As a growing believer, he eagerly seeks “a piece of God’s mind” as the psalmist so dramatically demonstrates (Psalm 119:2, 9-11, 17-18, 24, 52, 56-57, 97, 105, 129, 152). The law points to God’s holiness and justice, man’s impotence as a law-keeper, and the need for a perfect Law-keeper (Jesus Christ). From that vantage point, all believers will relish their salvation in Christ who is the perfect Law-keeper. Now the law is their friend and beacon (the mirror and lamp function of the law). In the gospel, where there is law, there is gospel and vice versa.

When saved which is the believer’s true coming out,  the believer views the law and lawkeeping in a different light. He understands and gladly accepts the truth that personal lawkeeping is no match for the perfect lawkeeping of the perfect Law-keeper. Therefore, even the saved sinner’s lawkeeping is not a substitute for Jesus’ perfect lawkeeping. The believer is no longer in competition with Christ. The believer trusts and obeys out of awe, respect, and gratitude for God’s gracious provision of salvation through Christ by the Holy Spirit (John 14:15, 21, 23).

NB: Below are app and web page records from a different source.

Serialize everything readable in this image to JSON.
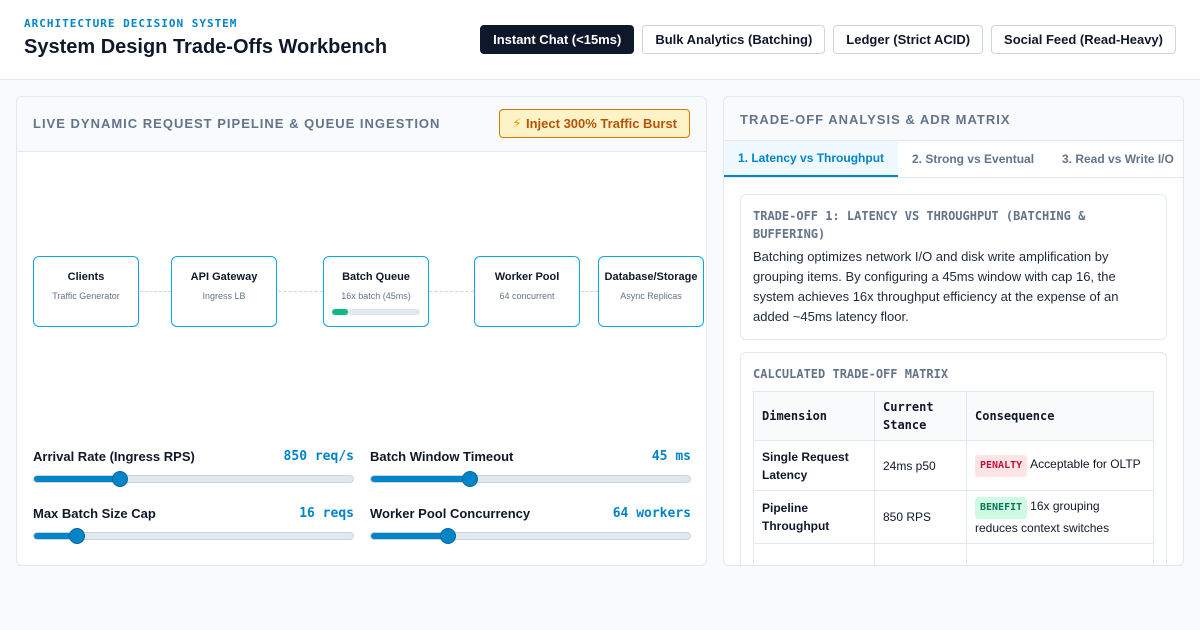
{
  "header": {
    "eyebrow": "ARCHITECTURE DECISION SYSTEM",
    "title": "System Design Trade-Offs Workbench",
    "presets": [
      {
        "label": "Instant Chat (<15ms)",
        "active": true
      },
      {
        "label": "Bulk Analytics (Batching)",
        "active": false
      },
      {
        "label": "Ledger (Strict ACID)",
        "active": false
      },
      {
        "label": "Social Feed (Read-Heavy)",
        "active": false
      }
    ]
  },
  "pipeline_panel": {
    "title": "LIVE DYNAMIC REQUEST PIPELINE & QUEUE INGESTION",
    "burst_button": "Inject 300% Traffic Burst",
    "burst_icon": "lightning-bolt-icon",
    "nodes": [
      {
        "name": "Clients",
        "sub": "Traffic Generator"
      },
      {
        "name": "API Gateway",
        "sub": "Ingress LB"
      },
      {
        "name": "Batch Queue",
        "sub": "16x batch (45ms)",
        "fill_fraction": 0.18
      },
      {
        "name": "Worker Pool",
        "sub": "64 concurrent"
      },
      {
        "name": "Database/Storage",
        "sub": "Async Replicas"
      }
    ],
    "controls": [
      {
        "label": "Arrival Rate (Ingress RPS)",
        "value": "850 req/s",
        "level": 0.27
      },
      {
        "label": "Batch Window Timeout",
        "value": "45 ms",
        "level": 0.31
      },
      {
        "label": "Max Batch Size Cap",
        "value": "16 reqs",
        "level": 0.135
      },
      {
        "label": "Worker Pool Concurrency",
        "value": "64 workers",
        "level": 0.24
      }
    ]
  },
  "analysis_panel": {
    "title": "TRADE-OFF ANALYSIS & ADR MATRIX",
    "tabs": [
      {
        "label": "1. Latency vs Throughput",
        "active": true
      },
      {
        "label": "2. Strong vs Eventual",
        "active": false
      },
      {
        "label": "3. Read vs Write I/O",
        "active": false
      }
    ],
    "explain_heading": "TRADE-OFF 1: LATENCY VS THROUGHPUT (BATCHING & BUFFERING)",
    "explain_text": "Batching optimizes network I/O and disk write amplification by grouping items. By configuring a 45ms window with cap 16, the system achieves 16x throughput efficiency at the expense of an added ~45ms latency floor.",
    "matrix_heading": "CALCULATED TRADE-OFF MATRIX",
    "matrix_columns": [
      "Dimension",
      "Current Stance",
      "Consequence"
    ],
    "matrix_rows": [
      {
        "dimension": "Single Request Latency",
        "stance": "24ms p50",
        "tag": "PENALTY",
        "tag_kind": "penalty",
        "consequence": "Acceptable for OLTP"
      },
      {
        "dimension": "Pipeline Throughput",
        "stance": "850 RPS",
        "tag": "BENEFIT",
        "tag_kind": "benefit",
        "consequence": "16x grouping reduces context switches"
      },
      {
        "dimension": "",
        "stance": "",
        "tag": "",
        "tag_kind": "",
        "consequence": ""
      }
    ]
  },
  "colors": {
    "accent": "#0284c7",
    "dark": "#0f172a",
    "warning_bg": "#fef3c7",
    "warning_text": "#b45309",
    "success": "#10b981",
    "penalty": "#be123c"
  }
}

The gift of salvation is secured by Christ’s perfect lawkeeping and His perfect death on the cross which is received by faith alone. By saving faith, the believer rests in Christ’s perfect obedience before the cross and on the cross. But as a faithful follower and a child of the King, the believer seeks to trust and obey not simply to get but to enjoy his place in God’s family and kingdom.

1. Think through the link between fear of the Lord, wisdom, and obedience/law keeping: jot down your thoughts as you read Psalm 119.
2. What are your thoughts concerning lawkeeping – yours and Christ’s?
3. What check points have you set for yourself that may go beyond God’s law?
4. Obedience is not simply an act of the will – it flows from the heart. It has an inside-out reference.
a. In what areas of your life are you called to trust and obey that you have failed?
b. Write out the reasons from your perspective for not trusting and obeying and then write out reasons from God’s perspective indicating that you should.